And yet, my country had been so good to me. I owed personal privileges not solely to my race and class, but also to my country’s global position: access to education; a safe neighborhood where I could ride my bike and roller-skate in the street; access to birth control; freedom from drone bombs; clean air and water; a passport.

There was no way to reconcile this.

One day, an issue of the culture-jamming, anti-capitalist magazine Adbusters came in the mail and postulated a fictional catastrophic event, one that abruptly ended the capitalist, corporate, cheap-oil world system. The magazine was a collection of philosophical musings and tirades about the “crash” and readers’ letters, both personal (“I stay because New Yorkers are good at surviving, because we pride ourselves on our resilience”) and practical (how to raise chickens, clean wounds, treat water).
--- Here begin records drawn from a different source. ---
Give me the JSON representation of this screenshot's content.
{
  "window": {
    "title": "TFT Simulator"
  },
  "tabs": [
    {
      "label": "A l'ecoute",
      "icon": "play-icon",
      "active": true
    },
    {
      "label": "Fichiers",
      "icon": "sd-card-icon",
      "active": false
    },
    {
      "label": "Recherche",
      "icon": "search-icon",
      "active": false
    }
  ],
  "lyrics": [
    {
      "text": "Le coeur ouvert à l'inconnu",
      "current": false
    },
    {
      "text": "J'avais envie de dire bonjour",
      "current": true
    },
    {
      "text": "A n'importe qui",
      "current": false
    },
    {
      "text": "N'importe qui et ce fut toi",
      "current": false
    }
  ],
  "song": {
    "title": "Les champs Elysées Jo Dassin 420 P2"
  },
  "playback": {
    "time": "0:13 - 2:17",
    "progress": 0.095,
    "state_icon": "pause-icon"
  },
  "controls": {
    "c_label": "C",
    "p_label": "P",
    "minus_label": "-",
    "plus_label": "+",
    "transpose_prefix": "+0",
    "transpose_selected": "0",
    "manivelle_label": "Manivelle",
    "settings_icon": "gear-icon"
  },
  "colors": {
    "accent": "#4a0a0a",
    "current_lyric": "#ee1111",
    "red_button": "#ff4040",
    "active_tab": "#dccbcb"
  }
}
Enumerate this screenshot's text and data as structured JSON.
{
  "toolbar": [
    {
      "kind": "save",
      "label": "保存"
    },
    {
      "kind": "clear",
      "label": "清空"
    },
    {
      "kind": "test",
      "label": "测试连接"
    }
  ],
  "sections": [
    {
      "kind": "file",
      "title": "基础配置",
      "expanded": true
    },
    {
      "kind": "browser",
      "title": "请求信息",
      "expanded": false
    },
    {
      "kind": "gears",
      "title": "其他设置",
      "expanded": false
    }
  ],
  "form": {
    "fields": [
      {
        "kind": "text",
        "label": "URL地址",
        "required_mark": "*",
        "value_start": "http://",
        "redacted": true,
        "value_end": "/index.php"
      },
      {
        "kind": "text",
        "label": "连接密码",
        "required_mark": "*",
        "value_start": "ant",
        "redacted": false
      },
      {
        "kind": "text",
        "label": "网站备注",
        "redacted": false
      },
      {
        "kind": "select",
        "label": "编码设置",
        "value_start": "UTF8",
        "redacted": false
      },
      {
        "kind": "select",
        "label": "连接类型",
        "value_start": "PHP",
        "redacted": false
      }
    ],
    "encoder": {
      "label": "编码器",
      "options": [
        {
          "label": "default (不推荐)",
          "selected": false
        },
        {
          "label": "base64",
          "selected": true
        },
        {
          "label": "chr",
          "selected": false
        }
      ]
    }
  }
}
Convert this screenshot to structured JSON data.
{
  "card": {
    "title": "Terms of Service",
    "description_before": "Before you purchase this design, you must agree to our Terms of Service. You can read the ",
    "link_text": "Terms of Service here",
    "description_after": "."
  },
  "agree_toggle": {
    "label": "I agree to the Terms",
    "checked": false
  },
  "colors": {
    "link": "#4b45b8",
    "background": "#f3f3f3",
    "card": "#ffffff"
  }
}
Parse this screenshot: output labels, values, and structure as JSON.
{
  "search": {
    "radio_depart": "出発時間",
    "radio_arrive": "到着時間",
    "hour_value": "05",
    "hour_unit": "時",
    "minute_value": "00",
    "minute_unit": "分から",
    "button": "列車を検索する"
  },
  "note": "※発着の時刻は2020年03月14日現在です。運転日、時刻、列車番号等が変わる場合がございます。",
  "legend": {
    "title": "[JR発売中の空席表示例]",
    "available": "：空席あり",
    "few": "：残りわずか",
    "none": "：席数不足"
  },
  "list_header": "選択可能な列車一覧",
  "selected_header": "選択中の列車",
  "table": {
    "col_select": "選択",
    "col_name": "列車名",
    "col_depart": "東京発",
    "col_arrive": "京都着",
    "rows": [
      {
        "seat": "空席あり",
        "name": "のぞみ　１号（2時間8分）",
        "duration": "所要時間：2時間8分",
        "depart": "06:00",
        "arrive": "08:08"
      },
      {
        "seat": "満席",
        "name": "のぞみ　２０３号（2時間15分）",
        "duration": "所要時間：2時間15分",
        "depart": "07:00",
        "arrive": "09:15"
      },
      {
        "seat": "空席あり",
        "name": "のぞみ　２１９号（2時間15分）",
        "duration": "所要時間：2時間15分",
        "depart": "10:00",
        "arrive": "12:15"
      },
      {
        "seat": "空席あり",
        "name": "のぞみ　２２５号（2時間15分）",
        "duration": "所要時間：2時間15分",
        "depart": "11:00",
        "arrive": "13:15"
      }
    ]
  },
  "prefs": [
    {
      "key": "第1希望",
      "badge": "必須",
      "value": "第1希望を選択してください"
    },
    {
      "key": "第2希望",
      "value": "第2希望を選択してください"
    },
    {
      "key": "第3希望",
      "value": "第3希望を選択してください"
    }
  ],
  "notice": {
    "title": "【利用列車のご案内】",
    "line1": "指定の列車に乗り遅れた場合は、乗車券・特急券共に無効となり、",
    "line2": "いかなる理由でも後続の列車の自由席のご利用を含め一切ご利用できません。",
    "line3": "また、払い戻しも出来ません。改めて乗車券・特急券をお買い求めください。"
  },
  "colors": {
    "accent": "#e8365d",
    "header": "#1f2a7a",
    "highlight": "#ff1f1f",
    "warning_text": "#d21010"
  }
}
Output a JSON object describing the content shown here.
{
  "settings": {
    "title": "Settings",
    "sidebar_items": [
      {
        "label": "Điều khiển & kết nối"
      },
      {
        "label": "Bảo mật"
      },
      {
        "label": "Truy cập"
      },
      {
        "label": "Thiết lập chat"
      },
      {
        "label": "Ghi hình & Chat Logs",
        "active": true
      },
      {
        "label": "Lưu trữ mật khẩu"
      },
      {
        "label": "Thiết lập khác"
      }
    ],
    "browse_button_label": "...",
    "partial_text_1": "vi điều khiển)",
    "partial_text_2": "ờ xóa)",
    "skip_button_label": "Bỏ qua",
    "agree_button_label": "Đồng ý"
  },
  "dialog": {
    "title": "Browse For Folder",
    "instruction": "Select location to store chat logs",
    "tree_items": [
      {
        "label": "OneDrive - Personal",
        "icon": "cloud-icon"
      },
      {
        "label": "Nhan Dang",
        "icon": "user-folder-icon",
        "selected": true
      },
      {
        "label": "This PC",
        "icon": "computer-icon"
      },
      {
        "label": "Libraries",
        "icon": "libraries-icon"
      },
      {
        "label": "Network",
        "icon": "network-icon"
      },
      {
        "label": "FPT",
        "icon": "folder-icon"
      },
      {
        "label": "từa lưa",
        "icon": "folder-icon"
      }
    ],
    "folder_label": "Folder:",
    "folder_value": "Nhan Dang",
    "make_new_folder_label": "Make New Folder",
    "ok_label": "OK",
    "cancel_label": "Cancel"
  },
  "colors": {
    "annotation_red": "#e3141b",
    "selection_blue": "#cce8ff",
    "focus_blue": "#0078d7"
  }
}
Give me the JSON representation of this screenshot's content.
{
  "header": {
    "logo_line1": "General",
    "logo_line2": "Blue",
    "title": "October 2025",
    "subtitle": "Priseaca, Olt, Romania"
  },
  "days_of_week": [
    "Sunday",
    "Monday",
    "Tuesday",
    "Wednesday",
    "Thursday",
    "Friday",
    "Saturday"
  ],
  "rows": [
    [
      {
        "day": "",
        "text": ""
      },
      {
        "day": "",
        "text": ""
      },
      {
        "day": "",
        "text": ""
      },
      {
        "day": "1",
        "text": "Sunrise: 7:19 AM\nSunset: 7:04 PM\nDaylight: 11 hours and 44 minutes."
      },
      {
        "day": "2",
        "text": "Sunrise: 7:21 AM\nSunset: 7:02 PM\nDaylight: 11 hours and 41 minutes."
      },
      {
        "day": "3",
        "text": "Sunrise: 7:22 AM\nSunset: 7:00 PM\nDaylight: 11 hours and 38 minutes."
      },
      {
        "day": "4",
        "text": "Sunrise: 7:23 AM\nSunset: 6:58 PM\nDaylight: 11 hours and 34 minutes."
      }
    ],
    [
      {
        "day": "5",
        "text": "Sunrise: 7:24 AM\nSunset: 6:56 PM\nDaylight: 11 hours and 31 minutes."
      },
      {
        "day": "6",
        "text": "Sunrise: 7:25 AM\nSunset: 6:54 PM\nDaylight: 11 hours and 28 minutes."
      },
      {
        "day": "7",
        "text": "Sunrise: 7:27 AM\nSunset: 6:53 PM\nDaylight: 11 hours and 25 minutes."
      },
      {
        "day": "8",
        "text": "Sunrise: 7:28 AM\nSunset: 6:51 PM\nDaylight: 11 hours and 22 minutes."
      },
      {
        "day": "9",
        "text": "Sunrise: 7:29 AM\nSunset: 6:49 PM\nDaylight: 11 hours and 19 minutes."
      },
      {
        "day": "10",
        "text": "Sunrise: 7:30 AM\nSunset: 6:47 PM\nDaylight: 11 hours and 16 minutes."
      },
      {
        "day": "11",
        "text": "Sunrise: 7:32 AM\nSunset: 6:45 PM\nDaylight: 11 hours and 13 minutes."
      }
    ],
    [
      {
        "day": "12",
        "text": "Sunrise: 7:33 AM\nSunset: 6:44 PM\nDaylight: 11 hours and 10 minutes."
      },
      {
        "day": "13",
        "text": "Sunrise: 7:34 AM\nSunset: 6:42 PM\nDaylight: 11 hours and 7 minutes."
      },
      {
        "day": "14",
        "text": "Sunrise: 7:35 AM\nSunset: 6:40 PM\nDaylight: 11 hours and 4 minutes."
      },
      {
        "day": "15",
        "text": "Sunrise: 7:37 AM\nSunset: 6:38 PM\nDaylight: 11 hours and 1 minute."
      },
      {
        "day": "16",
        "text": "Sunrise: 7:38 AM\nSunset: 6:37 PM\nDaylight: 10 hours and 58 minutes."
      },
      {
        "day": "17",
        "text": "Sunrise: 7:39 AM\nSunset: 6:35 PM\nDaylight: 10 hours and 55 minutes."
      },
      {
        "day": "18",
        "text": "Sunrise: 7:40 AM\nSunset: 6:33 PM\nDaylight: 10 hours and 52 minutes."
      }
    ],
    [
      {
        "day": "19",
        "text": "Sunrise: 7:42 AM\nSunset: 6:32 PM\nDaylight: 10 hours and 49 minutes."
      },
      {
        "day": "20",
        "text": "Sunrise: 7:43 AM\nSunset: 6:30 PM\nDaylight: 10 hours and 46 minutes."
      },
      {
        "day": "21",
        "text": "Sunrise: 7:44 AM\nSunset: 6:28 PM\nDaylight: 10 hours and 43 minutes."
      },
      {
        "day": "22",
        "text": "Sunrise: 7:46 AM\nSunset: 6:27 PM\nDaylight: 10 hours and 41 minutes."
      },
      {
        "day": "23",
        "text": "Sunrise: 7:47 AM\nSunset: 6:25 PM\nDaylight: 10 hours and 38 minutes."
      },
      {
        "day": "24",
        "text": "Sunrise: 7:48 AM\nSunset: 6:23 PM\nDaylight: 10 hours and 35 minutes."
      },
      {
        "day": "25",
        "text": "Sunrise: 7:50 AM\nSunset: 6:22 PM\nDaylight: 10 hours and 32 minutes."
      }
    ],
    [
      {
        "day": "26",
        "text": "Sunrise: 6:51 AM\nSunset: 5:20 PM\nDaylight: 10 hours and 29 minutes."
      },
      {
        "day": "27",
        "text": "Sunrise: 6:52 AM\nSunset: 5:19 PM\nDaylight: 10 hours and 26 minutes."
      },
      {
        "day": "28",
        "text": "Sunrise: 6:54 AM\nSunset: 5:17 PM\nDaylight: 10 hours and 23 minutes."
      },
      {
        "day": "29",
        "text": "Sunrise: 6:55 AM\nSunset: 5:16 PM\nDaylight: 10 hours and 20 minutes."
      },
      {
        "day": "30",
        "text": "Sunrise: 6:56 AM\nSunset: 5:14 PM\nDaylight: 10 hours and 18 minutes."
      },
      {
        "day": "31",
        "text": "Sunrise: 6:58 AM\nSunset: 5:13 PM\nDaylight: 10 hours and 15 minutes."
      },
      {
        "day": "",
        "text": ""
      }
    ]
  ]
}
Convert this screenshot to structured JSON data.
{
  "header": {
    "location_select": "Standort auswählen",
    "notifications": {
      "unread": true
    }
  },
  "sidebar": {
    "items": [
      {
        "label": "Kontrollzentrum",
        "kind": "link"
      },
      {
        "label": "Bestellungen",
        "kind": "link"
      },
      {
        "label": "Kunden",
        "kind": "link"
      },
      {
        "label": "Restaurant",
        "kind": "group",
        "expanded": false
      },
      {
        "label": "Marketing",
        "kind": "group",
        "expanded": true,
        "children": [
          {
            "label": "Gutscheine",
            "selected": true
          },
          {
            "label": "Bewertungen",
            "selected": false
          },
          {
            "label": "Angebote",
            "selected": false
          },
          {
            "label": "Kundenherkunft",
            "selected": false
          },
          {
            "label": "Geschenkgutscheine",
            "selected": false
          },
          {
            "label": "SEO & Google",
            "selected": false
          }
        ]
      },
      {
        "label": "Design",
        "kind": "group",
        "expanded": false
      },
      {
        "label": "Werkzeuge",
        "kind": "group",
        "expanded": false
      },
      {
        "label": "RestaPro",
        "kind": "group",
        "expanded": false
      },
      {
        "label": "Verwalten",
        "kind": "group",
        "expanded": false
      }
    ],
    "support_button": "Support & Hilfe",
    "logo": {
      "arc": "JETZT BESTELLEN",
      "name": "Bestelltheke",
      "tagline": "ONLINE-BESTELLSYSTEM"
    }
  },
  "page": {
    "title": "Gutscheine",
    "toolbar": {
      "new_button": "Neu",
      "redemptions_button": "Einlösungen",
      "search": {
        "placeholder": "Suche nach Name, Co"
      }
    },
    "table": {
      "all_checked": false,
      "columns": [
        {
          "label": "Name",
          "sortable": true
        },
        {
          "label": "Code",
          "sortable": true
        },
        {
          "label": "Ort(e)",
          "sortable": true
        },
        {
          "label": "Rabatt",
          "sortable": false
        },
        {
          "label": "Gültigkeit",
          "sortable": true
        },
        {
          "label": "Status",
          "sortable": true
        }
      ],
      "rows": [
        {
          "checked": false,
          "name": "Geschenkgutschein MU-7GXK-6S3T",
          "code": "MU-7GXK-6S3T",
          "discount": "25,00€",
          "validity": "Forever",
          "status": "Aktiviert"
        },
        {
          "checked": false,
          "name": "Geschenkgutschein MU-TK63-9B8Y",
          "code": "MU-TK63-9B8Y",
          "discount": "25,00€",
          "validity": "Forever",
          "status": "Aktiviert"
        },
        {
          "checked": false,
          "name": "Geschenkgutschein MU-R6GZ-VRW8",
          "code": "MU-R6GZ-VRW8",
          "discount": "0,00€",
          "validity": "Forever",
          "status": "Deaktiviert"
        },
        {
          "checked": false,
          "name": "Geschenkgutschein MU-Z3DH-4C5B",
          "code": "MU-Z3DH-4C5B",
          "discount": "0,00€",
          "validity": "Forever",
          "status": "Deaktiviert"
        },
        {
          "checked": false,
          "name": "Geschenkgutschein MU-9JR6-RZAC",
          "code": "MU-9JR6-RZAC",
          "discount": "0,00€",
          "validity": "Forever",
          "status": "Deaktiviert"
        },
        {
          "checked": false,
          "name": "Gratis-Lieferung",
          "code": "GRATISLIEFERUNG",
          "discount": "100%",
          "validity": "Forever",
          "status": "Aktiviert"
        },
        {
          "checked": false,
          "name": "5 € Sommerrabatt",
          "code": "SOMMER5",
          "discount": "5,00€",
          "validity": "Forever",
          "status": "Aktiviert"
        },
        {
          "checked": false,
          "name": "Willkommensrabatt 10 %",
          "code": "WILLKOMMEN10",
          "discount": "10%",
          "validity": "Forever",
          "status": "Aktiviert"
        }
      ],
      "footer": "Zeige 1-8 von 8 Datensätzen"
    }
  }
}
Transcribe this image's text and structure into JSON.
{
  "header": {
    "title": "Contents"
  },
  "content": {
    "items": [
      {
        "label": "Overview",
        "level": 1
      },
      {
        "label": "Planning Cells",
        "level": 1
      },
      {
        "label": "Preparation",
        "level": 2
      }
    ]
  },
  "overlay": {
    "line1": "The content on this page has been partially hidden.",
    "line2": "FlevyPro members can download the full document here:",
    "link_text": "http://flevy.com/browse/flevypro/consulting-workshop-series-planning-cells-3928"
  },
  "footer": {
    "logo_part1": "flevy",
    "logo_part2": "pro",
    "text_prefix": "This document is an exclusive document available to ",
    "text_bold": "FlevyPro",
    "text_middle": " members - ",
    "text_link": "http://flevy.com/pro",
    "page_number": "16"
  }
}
The issue, a collective exercise of the imagination, also fueled my own. I admit to being thrilled by the idea that it could all just suddenly end. Not that I really wanted the world to collapse. New York was only a few years beyond the smoky hell of 9/11, and within months, Hurricane Katrina would bring New Orleans its own apocalypse—more of these horrors was nothing to wish for. But I felt a lightness in imagining the possibility of some kind of redo.

And a collapse didn’t seem all that far-fetched. Peak oil was being projected. The housing market bubble was just a few years away.

There were ways to live with less, I knew, both from my time in Ecuador and in my home neighborhood, where people raised chickens and goats and tended gardens. We were all riding our bikes as much as possible. Even a good-deeds bicycle group called the Superheroes came through one spring and built a compost toilet in the backyard next door. But could such small changes really rearrange our systems of thinking and living?

As I flipped through Adbusters, two pieces in particular intrigued me. One was a letter to a long-distance lover lamenting the length of the miles and the loss of the internet. The other was a hand-drawn map of the US railway system with a call to go west, saying that “Train tracks make for sweet travel.” Accompanying the map was a series of hand-drawn hobo symbols used to communicate helpful information (water, safe camps, threats, etc.). “Pick up a piece of chalk and spread your own messages,” the contributor implored.

I began to daydream. The Union Pacific line passed a mile from my house, and the graffiti-splattered trains often interrupted my daily bike commute. One day, I envisioned a man walking down the tracks, a man who’d already lost what he most loved, a man for whom the loss of everything else might be an invitation to start anew.

So I followed him.

It was a relief to hand over my irreconcilable angst, and later, my own personal grief, to fictional characters and let them wrestle with it. I followed them along the tracks, around the neighborhood, and toward the real myths that reveal the many shapes of our faith. The widowed man on the tracks led me to a fierce activist who led me to bike-riding superheroes who led me to a messiah who led me to a girl who would, in losing everything, find her voice.

With the power out, I noticed nothing needed to be sold in quite the same way. If, as Bill McKibben writes, the main message of television advertising is that you alone are the most important thing, the heaviest object in the universe, then without this advertising perhaps we are lighter. And if we are lighter, then perhaps we can rise in such a way that other things come into focus—things like neighbors in need and teenagers with something to say and expanding pots of soup and gaps in the map and a sense of home.

I stayed on the tracks, writing the novel, for well over a decade. I knew what resilience looked like and I knew about rage and persistence. So I kept going, past the housing crisis and the bank bailouts, past the Paris climate accord and the 2016 US election. Past the nagging notion that we’d somehow tire of stories about the end times. But it wasn’t really the end times that pulled me. It was thinking about what we’d do after the end times—together, with our creativity, not just out of necessity but also out of love, in an altogether different kind of light.